“We brought so much stuff,” said Debbie, “and all they wanted to talk about was the Magnafabs. We never got the point across that Debbie Brooks is a BRAND.” The brand is all about her art, and it's a brand that's had much success, too. In 2004 and 2006 she worked with Peter Mack and designed Olympic art for the Olympic Swim Team. She counts over 100 celebrities as customers, from LL Cool Jay (he bought one for his wife) to Brittany Spears, to Gwyneth Paltrow to Renee Zellweger. She is also very active in charity work. “Art with a heart I call it,” said Debbie, “I made a pact with God that if I became successful, I would give back.” Her first charity was Dress for Success, the organization that provides business clothing to low-income women. “I was such a fashion disaster, I used to spray paint my shoes different colors to match my dresses. My feet ended up bright blue one night!” Debbie's charitable endeavors have come a long way; she donates a percentage off the top of sales, sometimes splitting that with retailers, to a variety of charities. She also donates a percentage of sales from her many Trunk Shows.

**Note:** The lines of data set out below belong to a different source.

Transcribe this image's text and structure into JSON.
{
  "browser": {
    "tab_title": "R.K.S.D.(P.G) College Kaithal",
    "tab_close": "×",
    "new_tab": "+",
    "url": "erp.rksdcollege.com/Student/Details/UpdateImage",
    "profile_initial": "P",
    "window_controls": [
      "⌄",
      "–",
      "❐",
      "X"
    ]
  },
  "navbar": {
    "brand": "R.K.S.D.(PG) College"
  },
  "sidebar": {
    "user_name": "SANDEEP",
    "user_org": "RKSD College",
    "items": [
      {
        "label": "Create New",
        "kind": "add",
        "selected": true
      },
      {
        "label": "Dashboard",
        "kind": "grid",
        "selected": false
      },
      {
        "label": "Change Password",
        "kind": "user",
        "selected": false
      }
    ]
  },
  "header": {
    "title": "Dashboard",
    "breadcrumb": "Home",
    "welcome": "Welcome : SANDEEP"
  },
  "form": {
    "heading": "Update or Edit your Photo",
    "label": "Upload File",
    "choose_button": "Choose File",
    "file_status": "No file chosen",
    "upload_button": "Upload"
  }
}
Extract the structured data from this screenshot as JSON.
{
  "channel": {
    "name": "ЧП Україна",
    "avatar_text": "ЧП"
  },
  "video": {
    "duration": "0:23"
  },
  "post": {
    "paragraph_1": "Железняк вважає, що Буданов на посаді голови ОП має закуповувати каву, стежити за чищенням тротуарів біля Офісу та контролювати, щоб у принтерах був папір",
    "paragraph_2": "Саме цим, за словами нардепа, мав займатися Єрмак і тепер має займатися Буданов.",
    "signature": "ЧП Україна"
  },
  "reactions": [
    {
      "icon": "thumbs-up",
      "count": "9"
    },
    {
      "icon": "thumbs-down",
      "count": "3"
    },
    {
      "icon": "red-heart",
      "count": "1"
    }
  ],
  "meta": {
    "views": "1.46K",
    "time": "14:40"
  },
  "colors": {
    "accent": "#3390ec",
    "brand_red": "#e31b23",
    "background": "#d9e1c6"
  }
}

Another cool thing about Debbie and Paul is all of their art work, hand bags, and accessories are hand-made in New York State. “We import fine Italian leather, in small batches, and put everything together here,” Paul explained. “We use the finest quality leather, but we want to keep the fashion accessible by doing limited runs and offering the quality of a $3000 Gucci Bag at a fraction of the cost. It's affordable high fashion.”
Shark Tank did have some impact on the Debbie Brooks' business. Their website saw a huge increase in traffic- but did not crash. Their retailers were happy with the exposure too, for the most part. Would she have done things differently if she had a second chance with the Sharks? “I wish they had shown more of the line and I wish people had seen the real Debbie,” she said, “I love interacting with people at my trunk shows and I love being out there meeting people. I was too rehearsed. I need to just let my natural gifts shine through.”
Funded or not, Debbie Brooks is another Shark Tank success story. Her brand, her business, and her marriage to Paul are still going strong. The couple have a beautiful 17 month-old girl who will, undoubtedly, be the best accessorized kid in pre-school. It will be interesting to watch their story unfold.